Under section 2252A, it is also unlawful to knowingly distribute, offer, or send to a minor any visual depiction of a minor engaging in sexually explicit conduct, or to send a minor visual materials that appear to be a minor engaging in sexually explicit conduct, using mail or interstate commerce. Finally, it is unlawful for a person to knowingly produce child pornography with the intent to distribute it or to distribute child pornography via a means of interstate commerce.Defenses to Charges Under Section 2252A
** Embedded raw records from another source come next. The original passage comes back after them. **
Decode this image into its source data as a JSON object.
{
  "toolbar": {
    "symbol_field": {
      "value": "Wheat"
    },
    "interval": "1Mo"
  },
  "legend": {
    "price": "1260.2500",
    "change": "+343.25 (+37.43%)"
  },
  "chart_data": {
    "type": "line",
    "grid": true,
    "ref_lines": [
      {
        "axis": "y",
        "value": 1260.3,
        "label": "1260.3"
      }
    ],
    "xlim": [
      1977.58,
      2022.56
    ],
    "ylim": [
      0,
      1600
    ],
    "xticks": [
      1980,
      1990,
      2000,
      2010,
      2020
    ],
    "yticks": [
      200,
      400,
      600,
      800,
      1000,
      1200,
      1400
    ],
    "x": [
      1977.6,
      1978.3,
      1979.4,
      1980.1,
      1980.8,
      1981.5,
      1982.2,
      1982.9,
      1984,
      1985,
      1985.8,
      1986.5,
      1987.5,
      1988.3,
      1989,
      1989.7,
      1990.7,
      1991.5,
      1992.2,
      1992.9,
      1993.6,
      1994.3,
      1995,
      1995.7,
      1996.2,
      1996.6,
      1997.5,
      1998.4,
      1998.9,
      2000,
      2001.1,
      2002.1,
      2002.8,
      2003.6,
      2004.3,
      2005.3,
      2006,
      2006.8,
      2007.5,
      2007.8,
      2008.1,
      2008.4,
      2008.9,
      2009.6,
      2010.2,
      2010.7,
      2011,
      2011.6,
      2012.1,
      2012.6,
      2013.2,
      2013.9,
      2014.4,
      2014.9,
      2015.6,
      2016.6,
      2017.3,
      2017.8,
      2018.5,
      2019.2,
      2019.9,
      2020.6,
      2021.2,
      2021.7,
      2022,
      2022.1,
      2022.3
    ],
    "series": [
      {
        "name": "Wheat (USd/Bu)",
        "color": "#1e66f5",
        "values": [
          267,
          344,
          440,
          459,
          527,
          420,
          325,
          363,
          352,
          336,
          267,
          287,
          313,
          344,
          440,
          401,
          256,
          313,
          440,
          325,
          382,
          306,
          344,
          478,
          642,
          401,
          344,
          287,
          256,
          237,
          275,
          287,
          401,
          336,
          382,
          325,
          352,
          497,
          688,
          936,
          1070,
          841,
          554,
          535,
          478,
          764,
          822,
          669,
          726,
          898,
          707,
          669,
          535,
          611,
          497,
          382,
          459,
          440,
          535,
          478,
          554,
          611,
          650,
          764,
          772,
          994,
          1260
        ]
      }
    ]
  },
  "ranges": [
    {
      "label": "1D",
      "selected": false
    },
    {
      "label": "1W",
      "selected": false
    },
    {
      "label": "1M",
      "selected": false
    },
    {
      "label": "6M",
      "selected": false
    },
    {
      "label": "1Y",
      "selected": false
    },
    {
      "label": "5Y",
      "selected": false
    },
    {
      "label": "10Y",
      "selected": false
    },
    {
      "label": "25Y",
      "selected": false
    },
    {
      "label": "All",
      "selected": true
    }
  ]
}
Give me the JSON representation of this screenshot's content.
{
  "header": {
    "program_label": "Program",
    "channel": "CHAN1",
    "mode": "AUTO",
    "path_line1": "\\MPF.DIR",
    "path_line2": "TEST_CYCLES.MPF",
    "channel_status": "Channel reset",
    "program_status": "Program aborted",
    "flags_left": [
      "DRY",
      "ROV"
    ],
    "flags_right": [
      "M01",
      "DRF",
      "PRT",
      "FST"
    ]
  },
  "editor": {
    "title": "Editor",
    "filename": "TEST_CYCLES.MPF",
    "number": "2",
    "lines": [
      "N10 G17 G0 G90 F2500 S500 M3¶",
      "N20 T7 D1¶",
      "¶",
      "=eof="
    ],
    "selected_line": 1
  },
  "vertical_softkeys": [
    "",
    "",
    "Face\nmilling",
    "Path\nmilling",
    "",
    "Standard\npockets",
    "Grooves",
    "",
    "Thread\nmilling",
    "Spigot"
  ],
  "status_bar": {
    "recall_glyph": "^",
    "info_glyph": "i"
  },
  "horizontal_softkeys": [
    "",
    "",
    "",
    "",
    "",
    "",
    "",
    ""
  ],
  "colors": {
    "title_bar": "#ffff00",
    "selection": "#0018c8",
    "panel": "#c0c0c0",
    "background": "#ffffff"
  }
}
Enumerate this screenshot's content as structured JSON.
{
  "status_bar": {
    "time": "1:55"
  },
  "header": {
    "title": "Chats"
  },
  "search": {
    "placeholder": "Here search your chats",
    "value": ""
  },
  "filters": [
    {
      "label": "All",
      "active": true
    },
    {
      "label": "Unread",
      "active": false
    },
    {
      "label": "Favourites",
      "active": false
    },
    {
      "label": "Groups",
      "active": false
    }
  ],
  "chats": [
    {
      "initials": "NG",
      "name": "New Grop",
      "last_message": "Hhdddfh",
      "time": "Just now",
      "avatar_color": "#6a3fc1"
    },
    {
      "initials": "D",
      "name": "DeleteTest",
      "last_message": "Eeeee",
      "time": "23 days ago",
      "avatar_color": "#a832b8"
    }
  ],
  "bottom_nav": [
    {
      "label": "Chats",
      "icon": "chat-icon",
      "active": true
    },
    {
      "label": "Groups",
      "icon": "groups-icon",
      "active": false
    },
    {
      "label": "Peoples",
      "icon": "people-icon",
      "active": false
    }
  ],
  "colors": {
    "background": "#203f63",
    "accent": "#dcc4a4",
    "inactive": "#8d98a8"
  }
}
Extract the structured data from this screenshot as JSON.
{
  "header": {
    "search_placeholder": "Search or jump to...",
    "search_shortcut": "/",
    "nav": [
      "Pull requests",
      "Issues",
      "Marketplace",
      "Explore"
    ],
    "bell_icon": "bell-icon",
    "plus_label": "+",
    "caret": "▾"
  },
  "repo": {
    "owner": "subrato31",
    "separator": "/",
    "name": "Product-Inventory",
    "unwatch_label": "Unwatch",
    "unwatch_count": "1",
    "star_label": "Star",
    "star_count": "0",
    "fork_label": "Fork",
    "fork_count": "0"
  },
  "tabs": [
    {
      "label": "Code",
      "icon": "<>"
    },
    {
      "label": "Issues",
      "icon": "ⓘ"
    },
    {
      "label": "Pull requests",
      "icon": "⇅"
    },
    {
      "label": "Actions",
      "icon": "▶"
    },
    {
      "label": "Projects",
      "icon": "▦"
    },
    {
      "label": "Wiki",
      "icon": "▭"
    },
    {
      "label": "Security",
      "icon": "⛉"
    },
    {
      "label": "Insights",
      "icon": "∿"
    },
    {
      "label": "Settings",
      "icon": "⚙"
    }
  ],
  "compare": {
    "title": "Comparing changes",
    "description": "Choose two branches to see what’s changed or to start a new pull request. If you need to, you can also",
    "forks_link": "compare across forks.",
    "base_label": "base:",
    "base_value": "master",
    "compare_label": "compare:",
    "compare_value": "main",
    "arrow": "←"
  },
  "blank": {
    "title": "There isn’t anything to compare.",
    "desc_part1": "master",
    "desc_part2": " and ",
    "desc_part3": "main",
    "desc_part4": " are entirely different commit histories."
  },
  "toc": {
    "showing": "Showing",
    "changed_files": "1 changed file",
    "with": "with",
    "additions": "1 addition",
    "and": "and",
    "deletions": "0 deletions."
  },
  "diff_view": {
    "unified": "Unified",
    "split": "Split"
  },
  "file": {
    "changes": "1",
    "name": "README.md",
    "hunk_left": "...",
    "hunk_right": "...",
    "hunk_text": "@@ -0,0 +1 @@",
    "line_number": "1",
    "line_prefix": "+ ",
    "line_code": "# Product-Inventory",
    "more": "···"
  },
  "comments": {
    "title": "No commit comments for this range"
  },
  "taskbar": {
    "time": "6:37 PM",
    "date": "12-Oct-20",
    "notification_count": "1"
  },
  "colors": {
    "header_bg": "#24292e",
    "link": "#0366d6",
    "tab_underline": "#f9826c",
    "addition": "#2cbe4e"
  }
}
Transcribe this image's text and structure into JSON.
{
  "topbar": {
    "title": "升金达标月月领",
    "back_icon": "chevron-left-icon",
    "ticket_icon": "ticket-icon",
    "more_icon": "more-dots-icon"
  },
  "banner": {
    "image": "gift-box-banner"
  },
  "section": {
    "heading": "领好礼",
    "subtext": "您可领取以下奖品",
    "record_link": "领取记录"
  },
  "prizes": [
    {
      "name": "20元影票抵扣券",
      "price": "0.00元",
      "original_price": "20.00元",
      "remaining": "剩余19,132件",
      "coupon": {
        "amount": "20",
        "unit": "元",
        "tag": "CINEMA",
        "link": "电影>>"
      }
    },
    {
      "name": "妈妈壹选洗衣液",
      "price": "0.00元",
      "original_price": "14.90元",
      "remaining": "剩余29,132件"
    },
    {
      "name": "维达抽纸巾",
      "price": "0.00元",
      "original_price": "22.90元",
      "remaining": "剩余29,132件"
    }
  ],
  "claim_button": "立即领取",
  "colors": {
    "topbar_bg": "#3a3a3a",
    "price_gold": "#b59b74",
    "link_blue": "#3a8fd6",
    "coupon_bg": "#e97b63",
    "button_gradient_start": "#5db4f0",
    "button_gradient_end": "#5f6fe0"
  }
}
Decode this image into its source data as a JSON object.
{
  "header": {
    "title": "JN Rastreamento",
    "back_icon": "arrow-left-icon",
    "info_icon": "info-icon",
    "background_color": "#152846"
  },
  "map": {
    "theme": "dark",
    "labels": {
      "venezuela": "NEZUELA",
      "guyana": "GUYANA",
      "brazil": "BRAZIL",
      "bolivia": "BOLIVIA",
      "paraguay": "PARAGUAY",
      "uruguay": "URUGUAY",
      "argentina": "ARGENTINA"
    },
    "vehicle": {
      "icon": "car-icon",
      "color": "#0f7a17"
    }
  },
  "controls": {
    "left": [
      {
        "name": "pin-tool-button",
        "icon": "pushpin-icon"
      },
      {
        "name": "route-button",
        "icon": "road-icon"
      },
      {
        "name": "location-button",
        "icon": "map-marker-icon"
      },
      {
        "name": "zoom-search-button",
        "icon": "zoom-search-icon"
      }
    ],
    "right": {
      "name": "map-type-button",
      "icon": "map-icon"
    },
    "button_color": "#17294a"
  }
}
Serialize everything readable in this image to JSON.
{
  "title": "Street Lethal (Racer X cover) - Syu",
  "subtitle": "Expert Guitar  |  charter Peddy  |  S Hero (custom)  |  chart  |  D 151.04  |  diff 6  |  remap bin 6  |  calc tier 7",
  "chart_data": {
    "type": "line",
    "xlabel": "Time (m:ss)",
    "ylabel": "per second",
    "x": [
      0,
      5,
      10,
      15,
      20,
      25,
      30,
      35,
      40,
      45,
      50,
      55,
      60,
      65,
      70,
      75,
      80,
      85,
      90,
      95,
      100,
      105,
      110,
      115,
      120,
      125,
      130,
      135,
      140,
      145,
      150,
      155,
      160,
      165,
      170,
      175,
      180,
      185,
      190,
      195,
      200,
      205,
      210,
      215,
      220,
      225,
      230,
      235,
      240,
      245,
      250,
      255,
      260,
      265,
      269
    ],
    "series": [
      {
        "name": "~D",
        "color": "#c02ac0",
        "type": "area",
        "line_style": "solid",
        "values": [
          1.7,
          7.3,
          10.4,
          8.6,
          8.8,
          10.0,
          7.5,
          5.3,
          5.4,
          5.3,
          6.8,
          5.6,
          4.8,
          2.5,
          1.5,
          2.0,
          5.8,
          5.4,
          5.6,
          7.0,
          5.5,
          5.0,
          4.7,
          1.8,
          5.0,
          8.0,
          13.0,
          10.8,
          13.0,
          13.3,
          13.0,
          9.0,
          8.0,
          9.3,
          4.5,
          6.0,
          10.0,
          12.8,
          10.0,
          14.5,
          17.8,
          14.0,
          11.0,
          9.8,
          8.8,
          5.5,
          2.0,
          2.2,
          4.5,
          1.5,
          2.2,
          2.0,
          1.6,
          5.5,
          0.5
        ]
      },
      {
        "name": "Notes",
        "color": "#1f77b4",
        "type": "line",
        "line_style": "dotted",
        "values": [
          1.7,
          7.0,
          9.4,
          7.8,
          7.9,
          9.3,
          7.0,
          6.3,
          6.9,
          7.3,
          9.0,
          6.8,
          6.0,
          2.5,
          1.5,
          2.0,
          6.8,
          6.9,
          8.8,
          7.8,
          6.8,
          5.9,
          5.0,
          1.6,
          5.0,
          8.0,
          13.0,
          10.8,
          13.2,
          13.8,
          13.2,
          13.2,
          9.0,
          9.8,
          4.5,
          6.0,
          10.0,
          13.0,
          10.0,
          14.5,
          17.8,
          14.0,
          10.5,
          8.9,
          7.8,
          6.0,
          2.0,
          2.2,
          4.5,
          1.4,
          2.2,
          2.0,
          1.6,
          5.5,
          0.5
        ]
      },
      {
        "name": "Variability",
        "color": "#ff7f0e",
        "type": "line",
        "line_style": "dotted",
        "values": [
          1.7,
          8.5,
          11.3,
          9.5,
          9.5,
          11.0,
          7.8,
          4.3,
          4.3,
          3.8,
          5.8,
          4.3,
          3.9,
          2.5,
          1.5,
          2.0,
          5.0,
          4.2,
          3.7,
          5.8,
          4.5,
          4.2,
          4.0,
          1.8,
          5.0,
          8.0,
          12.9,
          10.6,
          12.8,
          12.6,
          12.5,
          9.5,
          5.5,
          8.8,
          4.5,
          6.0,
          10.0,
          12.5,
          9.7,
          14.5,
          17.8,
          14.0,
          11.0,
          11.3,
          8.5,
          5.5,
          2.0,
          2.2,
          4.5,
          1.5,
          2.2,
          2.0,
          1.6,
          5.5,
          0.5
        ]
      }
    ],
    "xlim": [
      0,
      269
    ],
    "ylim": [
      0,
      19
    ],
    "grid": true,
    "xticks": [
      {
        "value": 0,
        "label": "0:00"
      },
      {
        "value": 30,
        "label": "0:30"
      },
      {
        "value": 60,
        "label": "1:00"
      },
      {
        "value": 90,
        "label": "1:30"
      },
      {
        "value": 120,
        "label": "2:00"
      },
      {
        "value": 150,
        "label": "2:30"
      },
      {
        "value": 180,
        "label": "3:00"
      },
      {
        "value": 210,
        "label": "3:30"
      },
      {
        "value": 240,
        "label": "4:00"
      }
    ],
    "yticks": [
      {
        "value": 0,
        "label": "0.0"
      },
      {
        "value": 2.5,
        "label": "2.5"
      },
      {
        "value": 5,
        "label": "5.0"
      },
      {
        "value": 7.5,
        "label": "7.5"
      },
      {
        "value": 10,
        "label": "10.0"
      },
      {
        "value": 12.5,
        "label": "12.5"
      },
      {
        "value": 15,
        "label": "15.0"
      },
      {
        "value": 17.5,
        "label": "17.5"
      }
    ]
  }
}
A defendant and a Charlotte or Concord federal child pornography attorney can defend against charges of possession of child pornography in violation of 2252A by demonstrating that the defendant possessed fewer than three images of child pornography, which were either immediately destroyed or reported to the authorities. Since many provisions of section 2252A require the prosecution to demonstrate intent, a defendant can try to demonstrate that he or she reasonably believed that the materials in question depicted adults. Depending on the facts of the case, a defendant may be able to defend against charges under 2252A by arguing entrapment, which means that he or she was induced into committing a crime by a law enforcement agent. Finally, in cases in which the prosecution’s case relies on materials that were sent or received over the internet, a defendant may be able to call into question the reliability of the prosecution’s evidence, since IP addresses can be accessed by other parties.Discuss Your Charges with a Trusted Criminal Defense Lawyer
The federal government expends vast resources to investigate activities related to the disbursement of child pornography, but that does not mean that charges of certain activities relating to material constituting or containing child pornography are indefensible. The sex crime attorneys at the Olsinski Law Firm can assist you in mounting an aggressive defense to help you pursue a favorable result. We represent people charged with federal sex crimes in Mecklenburg and Cabarrus Counties, including in Charlotte, Concord, Huntersville, Mint Hill, Matthews, Cornelius, Davidson, Pineville, Harrisburg, Kannapolis, Midland, and Mount Pleasant. We can be contacted through our online form or at 704-405-2580 or at 704-918-4747 to set up a meeting regarding your charges with a federal child pornography lawyer in Charlotte or Concord.